Material for this task section start

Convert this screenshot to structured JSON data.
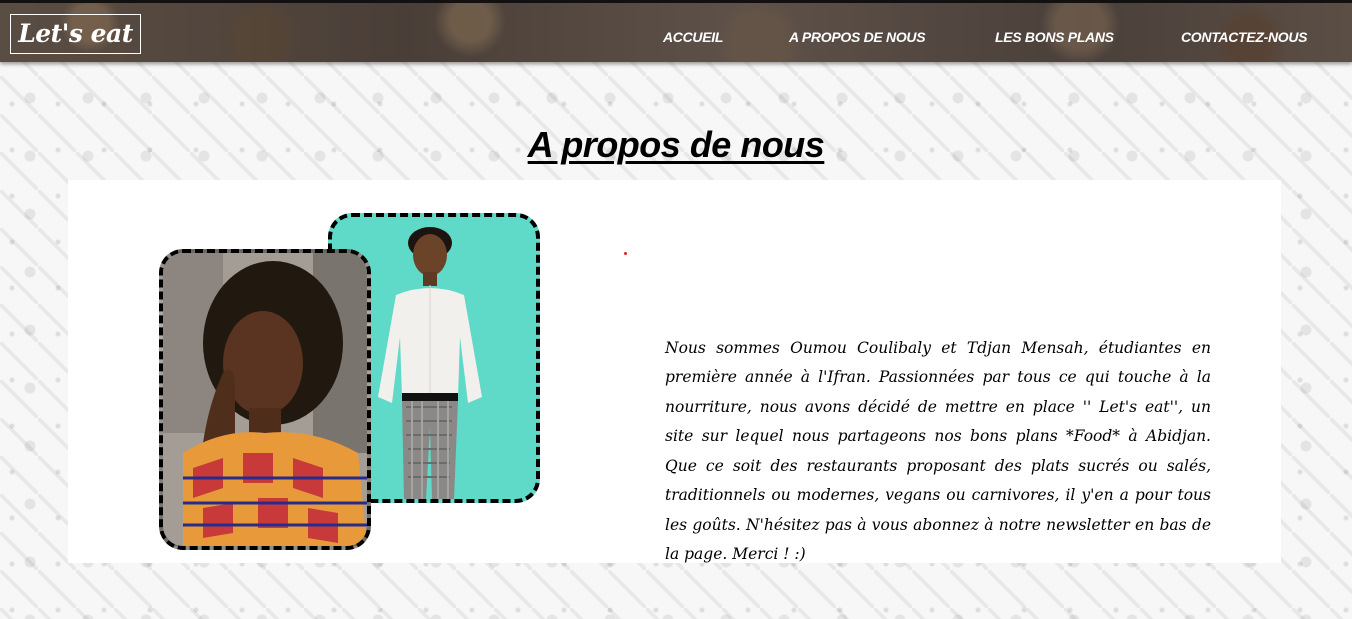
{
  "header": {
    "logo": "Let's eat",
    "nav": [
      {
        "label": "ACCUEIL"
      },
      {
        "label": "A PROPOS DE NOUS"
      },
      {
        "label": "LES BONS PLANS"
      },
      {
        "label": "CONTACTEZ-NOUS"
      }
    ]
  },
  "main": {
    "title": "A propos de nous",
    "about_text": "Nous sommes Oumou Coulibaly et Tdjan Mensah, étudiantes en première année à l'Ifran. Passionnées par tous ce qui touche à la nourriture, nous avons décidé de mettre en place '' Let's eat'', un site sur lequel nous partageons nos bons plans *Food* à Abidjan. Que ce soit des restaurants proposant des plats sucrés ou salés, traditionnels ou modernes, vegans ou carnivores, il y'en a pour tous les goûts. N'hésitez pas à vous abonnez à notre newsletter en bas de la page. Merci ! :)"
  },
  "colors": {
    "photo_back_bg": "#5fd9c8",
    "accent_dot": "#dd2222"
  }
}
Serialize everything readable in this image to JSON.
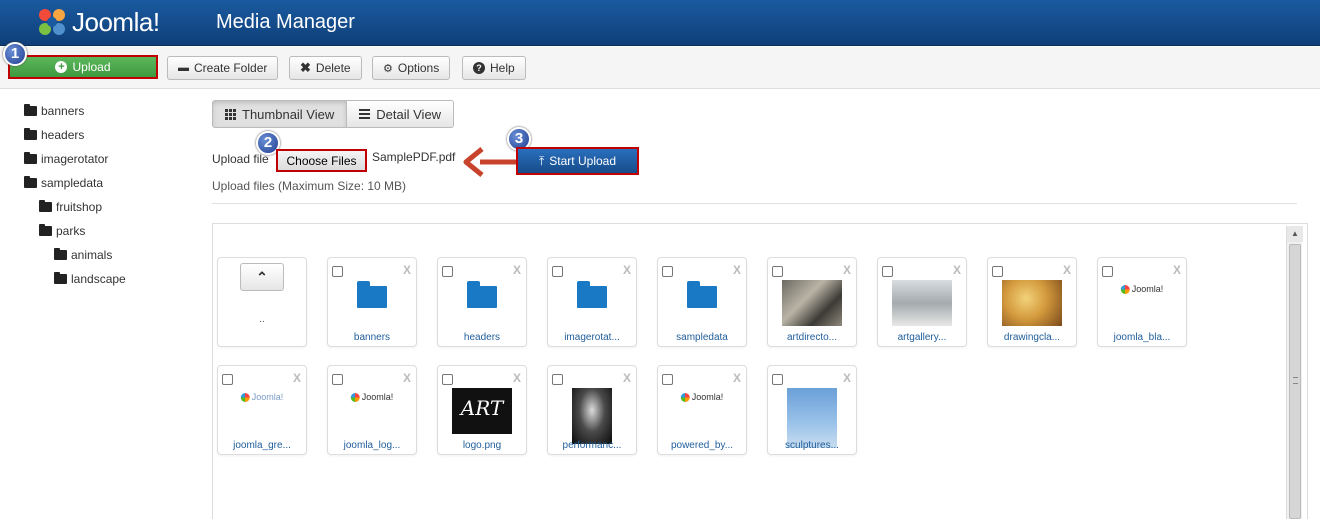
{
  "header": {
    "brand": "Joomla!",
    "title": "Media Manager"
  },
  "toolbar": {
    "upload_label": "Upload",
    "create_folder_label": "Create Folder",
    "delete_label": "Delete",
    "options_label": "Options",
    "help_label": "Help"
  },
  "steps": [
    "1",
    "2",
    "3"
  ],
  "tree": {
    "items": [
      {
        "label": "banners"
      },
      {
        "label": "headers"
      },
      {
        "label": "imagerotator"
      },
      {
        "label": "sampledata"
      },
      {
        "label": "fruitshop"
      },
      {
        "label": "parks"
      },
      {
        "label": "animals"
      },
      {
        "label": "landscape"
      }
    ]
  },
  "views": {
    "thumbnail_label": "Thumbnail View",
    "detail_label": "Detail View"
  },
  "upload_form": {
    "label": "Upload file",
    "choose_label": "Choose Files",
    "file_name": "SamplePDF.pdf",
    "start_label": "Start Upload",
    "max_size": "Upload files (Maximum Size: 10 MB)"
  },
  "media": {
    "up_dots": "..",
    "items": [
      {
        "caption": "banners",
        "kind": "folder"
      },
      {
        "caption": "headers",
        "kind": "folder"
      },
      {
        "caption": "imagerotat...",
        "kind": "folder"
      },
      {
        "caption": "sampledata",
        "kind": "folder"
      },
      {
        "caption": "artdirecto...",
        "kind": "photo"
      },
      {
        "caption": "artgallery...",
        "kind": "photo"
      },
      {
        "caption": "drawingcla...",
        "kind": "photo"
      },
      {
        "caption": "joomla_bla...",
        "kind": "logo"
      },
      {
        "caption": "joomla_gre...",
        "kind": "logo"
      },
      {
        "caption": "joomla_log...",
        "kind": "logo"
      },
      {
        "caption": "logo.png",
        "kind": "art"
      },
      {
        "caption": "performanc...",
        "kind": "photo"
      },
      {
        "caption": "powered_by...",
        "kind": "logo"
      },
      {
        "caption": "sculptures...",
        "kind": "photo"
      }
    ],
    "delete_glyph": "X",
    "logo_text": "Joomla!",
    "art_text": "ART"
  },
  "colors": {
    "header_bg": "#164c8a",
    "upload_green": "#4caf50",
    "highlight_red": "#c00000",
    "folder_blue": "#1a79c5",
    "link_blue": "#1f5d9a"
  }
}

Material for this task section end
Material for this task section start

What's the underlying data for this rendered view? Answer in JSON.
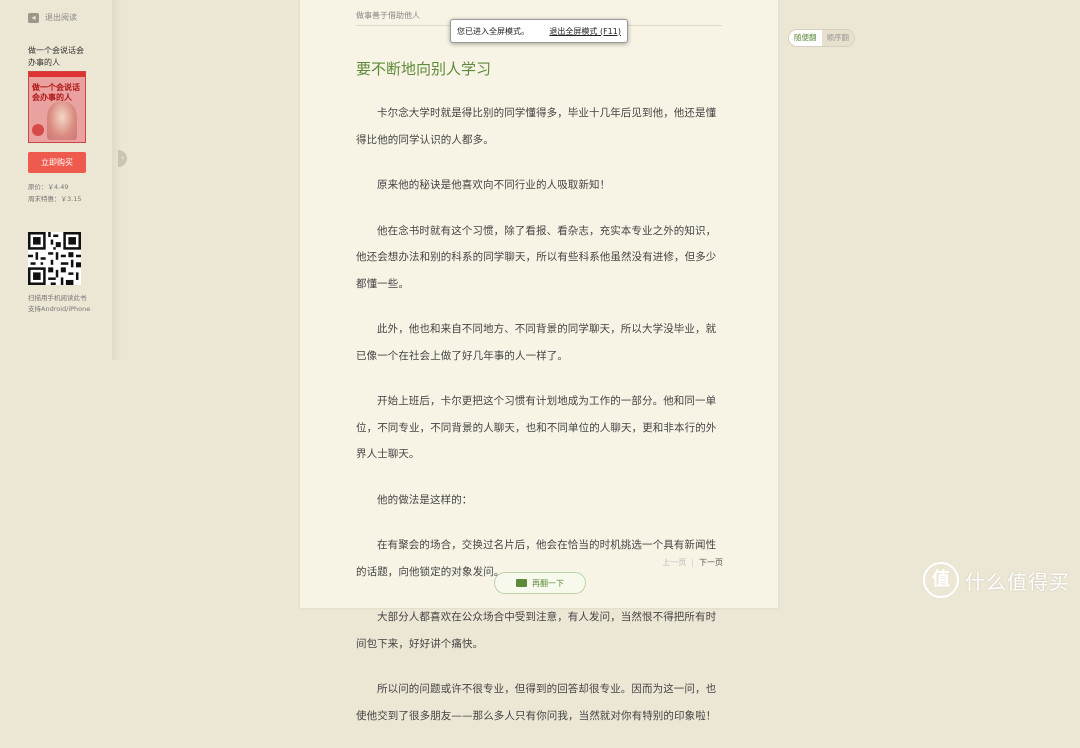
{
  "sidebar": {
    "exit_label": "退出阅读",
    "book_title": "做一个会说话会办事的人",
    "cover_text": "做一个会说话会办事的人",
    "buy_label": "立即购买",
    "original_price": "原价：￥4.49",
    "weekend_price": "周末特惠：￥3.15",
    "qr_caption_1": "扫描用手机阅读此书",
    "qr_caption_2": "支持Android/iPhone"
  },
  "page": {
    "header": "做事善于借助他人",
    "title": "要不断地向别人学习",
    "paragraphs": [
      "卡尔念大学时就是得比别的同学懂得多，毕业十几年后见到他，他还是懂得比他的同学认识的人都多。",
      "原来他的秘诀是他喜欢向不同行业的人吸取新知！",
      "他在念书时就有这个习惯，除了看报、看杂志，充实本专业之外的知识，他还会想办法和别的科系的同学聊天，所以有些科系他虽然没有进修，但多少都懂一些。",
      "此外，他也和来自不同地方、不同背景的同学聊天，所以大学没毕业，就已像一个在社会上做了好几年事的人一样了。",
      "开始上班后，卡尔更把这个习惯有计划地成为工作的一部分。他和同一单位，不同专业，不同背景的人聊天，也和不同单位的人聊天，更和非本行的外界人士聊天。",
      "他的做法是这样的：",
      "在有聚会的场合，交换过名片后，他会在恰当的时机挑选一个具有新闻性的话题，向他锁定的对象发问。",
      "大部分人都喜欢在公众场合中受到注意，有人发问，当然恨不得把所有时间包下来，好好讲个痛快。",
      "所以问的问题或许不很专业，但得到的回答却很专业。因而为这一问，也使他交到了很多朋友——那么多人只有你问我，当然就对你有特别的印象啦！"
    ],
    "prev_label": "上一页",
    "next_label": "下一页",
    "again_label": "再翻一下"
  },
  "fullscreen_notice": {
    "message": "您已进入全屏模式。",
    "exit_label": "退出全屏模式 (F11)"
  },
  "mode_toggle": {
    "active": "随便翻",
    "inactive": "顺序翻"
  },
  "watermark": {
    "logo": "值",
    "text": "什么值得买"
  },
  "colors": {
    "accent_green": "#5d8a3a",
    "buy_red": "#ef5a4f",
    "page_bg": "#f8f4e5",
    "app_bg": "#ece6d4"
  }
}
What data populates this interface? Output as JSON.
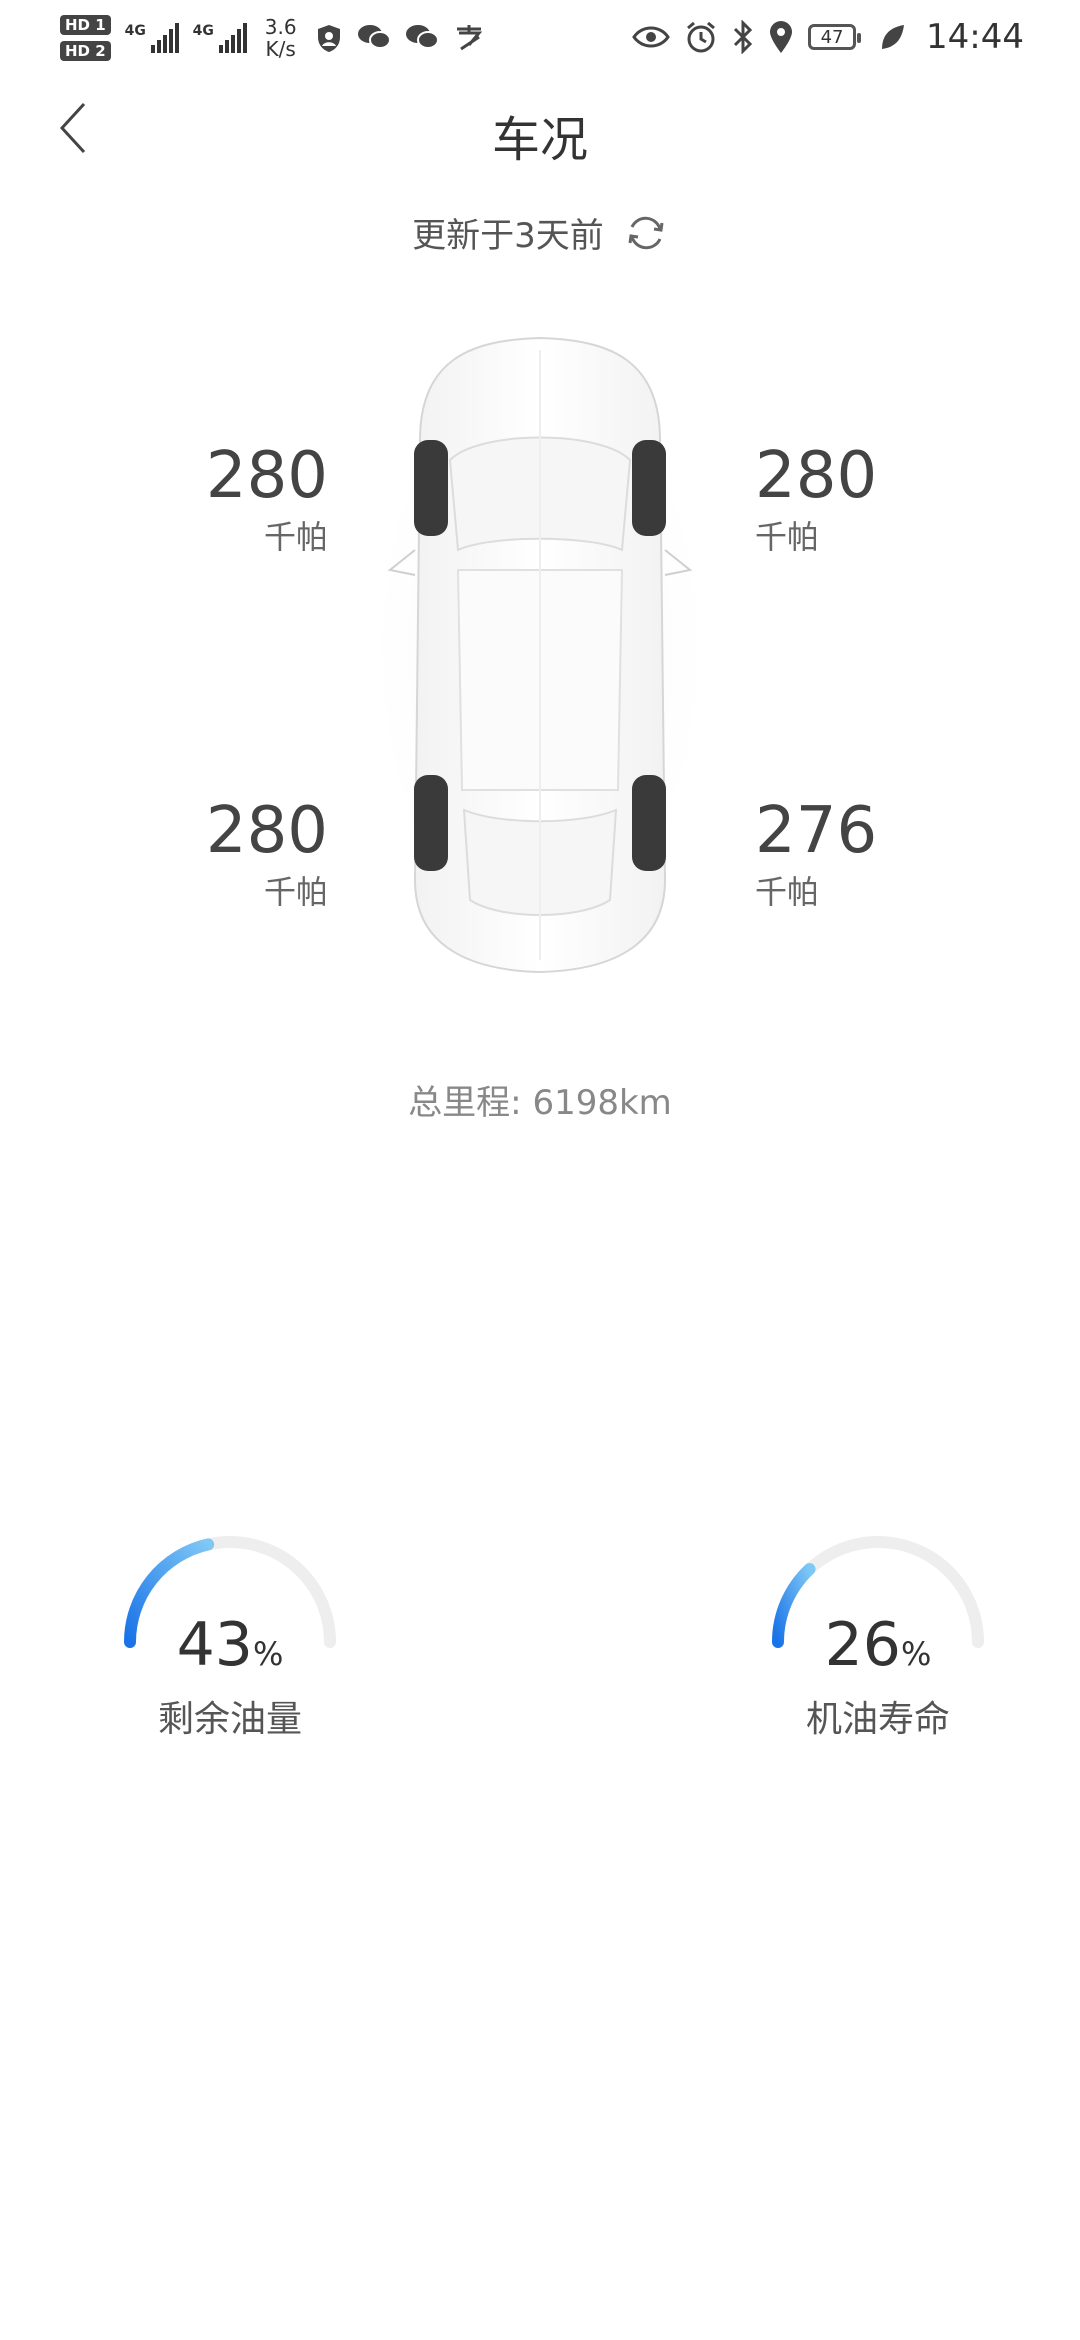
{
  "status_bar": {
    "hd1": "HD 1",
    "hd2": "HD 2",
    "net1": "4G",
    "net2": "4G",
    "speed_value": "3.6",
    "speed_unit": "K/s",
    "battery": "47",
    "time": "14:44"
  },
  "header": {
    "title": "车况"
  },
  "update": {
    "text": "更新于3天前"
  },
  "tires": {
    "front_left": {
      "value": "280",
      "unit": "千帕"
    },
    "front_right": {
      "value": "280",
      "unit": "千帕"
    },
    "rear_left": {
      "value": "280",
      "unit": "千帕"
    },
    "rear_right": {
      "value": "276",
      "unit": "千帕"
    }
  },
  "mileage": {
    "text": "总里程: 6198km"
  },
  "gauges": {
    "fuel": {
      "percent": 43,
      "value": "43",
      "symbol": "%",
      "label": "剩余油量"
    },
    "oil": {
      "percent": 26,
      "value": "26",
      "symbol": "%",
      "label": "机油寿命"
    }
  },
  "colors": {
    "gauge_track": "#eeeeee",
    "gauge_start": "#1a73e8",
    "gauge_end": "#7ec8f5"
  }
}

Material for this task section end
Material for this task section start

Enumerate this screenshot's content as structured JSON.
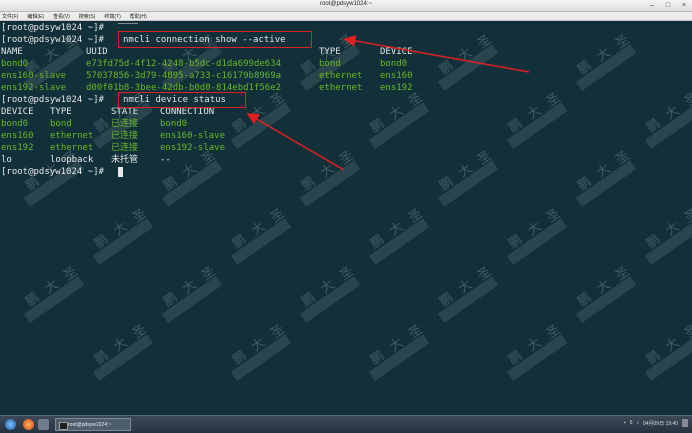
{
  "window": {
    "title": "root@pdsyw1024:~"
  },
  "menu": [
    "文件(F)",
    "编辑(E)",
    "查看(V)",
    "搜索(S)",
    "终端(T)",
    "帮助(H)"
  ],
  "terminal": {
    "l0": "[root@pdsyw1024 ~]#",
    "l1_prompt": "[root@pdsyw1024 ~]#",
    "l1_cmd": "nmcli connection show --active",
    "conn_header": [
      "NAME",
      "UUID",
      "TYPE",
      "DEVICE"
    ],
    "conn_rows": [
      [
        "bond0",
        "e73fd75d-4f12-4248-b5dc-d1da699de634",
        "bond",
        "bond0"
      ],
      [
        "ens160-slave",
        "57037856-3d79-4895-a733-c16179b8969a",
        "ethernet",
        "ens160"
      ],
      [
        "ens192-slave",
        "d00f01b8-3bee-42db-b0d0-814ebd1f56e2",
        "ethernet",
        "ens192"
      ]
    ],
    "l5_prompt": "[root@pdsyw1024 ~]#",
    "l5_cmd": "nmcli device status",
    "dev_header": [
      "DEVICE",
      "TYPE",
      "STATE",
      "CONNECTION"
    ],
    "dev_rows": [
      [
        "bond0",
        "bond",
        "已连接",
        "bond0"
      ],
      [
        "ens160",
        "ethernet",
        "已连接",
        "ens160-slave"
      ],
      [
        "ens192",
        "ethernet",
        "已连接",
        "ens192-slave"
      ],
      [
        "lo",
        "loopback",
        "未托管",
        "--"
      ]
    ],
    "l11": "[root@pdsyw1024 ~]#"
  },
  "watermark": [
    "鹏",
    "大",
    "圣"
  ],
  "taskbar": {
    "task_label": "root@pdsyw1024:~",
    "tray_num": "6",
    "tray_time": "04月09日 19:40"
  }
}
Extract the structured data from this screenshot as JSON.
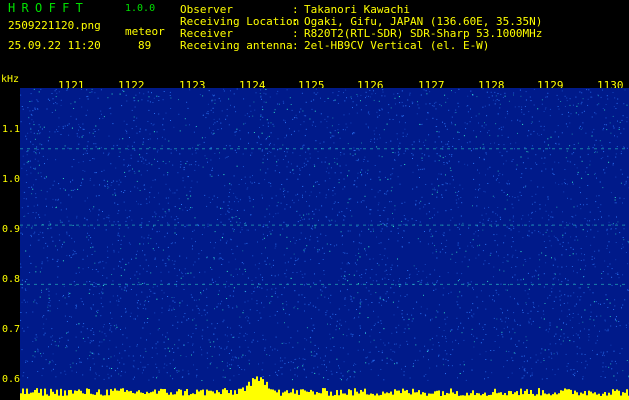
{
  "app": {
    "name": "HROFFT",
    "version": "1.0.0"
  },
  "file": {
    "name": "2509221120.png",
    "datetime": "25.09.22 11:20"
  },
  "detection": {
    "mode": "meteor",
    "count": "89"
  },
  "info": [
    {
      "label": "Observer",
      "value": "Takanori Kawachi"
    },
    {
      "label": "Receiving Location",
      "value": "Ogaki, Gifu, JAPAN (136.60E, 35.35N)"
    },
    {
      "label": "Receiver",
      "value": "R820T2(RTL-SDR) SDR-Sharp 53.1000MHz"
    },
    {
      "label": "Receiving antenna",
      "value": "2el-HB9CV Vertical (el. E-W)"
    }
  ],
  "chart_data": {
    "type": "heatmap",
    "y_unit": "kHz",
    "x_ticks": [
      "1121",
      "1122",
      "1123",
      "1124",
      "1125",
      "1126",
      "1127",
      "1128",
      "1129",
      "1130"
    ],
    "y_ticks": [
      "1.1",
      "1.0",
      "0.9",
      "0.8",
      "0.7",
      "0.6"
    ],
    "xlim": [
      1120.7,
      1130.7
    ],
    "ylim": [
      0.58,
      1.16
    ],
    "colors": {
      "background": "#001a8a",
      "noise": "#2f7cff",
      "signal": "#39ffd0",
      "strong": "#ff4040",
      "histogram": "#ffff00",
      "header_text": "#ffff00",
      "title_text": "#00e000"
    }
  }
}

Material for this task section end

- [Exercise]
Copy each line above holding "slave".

- [Answer to the problem]
        "ens160-slave",
        "ens192-slave",
        "ens160-slave"
        "ens192-slave"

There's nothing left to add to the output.